Fresh off a World Cup II win and a silver medal at the World Rowing Championships this summer, Twigg will be racing the single in the Head of the Charles for the first time since 2013. (Her 2016 visit saw her rowing in the Great Eight, and winning gold in the double with Australian Kim Brennan.) She's familiar enough with the winding Head of the Charles course to know that any lapse of concentration can be fatal.
"This [race] is a really unique one, because you take one wrong turn and you're buggered," she said. "The closest I ever got to beating Gevvie was when she was first bow and I was second, and I was able to just follow her [up] the course." Twigg will start fourth this year, behind Stone and fellow Americans Kara Kohler and Cicely Madden.
At the end of the race, it is still all about the joy of competing for Twigg. After disappointing fourths in the single in both the London and Rio Olympics, Twigg was content with her decision to retire. "It was kind of a turning point, from the point of view that I thought that I'd done what I needed to do in rowing." She went to work in Switzerland for the International Olympic Committee as part of the planning and coordination team. Getting a behind-the-scenes view of the PyeongChang Winter Games and a break from competition made Twigg re-evaluate her retirement.
"During that time, I was able to go to a lot of the events and just see it from a really different perspective, and I guess it made me realize that actually being an athlete is really the cool part of all of the Games," she said.
She resumed training again a year ago, with her eyes set on Tokyo. But she is also training now with an eye towards more than winning, feeling an obligation to motivate younger rowers to continue with the sport. "I guess that's part of the responsibility we have as elite athletes is to be visible, give back, and hope that you can inspire someone."

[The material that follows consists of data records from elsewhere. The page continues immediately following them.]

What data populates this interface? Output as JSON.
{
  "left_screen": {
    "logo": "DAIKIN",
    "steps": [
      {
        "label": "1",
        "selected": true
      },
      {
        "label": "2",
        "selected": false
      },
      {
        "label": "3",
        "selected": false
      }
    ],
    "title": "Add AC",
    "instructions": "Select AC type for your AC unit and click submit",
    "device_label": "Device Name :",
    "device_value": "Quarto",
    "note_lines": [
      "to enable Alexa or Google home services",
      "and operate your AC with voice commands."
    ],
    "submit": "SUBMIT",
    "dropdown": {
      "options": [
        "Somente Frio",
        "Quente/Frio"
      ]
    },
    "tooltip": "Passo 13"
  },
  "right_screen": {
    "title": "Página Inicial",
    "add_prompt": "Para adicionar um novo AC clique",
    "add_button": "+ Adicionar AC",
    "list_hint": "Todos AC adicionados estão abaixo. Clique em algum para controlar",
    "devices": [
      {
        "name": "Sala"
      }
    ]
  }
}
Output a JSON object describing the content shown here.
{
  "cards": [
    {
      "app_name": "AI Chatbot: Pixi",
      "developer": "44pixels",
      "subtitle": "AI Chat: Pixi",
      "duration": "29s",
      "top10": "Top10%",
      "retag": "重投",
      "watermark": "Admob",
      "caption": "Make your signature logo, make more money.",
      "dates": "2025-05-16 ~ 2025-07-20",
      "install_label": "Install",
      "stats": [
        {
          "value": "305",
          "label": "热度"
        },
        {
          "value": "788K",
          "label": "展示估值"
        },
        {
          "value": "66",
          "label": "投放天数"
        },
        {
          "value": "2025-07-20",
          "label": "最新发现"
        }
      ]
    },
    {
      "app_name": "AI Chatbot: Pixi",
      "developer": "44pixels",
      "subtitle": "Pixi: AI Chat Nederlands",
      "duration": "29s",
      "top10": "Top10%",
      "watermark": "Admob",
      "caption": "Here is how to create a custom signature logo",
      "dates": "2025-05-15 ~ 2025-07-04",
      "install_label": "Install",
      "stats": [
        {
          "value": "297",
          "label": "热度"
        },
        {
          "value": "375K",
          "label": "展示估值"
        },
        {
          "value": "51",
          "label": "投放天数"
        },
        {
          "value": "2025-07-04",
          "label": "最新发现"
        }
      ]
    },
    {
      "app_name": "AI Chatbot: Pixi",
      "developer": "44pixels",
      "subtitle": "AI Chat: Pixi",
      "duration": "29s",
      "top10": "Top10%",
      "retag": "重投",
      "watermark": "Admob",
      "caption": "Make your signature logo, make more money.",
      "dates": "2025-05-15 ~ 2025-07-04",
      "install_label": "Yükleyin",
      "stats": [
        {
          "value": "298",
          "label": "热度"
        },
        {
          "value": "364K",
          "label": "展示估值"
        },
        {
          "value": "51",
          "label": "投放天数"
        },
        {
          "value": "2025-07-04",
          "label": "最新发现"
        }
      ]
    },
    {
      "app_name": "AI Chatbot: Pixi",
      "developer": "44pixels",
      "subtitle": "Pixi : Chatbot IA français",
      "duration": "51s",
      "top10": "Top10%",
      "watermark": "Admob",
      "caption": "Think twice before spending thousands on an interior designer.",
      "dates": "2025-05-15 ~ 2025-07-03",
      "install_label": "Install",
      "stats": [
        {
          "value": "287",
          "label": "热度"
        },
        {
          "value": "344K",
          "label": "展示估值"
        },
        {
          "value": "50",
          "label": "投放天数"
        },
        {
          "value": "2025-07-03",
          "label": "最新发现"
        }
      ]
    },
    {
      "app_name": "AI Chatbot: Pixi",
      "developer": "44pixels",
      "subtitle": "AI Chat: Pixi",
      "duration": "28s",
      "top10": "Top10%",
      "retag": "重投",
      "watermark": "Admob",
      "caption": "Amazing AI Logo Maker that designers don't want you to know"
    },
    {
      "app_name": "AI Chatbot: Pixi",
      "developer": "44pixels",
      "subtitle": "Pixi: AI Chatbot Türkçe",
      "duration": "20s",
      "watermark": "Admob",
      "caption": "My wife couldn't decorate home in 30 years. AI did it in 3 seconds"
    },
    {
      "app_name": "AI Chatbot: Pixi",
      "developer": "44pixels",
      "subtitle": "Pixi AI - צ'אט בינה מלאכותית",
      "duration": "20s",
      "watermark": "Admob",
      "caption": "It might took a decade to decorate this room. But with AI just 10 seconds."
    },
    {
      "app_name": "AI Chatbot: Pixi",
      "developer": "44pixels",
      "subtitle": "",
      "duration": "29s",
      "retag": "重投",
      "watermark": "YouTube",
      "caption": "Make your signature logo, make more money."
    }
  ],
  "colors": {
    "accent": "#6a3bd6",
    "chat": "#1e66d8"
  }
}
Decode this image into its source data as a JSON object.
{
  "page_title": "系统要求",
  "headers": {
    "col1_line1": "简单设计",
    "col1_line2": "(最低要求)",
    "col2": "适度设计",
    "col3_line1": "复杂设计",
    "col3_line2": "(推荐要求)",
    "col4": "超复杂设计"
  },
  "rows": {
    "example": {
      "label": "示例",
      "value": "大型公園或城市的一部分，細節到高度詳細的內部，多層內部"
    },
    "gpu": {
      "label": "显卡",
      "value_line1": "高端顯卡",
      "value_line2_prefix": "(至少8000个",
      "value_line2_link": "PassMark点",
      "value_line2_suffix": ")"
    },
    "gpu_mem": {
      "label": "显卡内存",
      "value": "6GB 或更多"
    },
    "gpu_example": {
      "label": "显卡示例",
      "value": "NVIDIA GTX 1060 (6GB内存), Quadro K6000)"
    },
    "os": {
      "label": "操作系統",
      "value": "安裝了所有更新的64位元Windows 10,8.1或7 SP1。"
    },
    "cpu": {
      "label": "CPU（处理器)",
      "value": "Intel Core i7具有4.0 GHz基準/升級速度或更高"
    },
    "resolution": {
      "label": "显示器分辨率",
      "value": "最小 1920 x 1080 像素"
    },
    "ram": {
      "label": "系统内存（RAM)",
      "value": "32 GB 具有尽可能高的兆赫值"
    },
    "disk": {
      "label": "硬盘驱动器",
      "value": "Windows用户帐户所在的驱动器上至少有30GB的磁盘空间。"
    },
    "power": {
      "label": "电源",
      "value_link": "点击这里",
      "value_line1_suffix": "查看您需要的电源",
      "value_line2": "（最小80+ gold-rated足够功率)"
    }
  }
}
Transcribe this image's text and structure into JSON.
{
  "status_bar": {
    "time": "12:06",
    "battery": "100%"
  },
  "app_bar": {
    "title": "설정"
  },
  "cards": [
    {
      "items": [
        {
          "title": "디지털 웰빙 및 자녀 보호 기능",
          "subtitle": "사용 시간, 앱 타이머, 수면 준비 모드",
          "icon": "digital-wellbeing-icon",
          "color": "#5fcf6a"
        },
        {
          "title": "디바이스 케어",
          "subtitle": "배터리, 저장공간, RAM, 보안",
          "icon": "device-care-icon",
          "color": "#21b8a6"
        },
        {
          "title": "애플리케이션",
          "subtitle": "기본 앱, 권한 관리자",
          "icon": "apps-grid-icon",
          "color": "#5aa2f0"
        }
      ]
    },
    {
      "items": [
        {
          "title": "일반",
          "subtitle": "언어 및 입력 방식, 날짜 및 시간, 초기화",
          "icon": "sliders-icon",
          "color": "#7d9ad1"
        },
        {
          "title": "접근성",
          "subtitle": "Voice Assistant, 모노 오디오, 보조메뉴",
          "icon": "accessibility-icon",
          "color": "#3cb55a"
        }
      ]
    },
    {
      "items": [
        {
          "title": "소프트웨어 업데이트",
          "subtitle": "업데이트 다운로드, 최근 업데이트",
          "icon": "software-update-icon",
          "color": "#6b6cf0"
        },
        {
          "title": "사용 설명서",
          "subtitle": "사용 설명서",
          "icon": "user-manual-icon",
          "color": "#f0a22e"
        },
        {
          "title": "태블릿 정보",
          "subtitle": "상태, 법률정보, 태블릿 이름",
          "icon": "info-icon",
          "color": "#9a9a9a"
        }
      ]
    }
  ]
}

Before competing in Tokyo next summer, there is another life moment on Twigg's calendar: her wedding. She proposed to fiancée Charlotte Mizzi this past summer, and the couple plan to be married sometime early next year. Twigg says that Mizzi has been a crucial part of her return to the sport, "purely from the fact that she cooks me lunch and dinner every day, but really just having her there as my support. It's funny to see how having a normal, steady, partnership is really important and adds a lot of balance."
Twigg's journey to America will see her compete not only in the Head Of The Charles, but the Philadelphia Gold Cup the following weekend as well. And with a $15,000 first-place prize on the line in Philly, life for Emma Twigg might get even happier.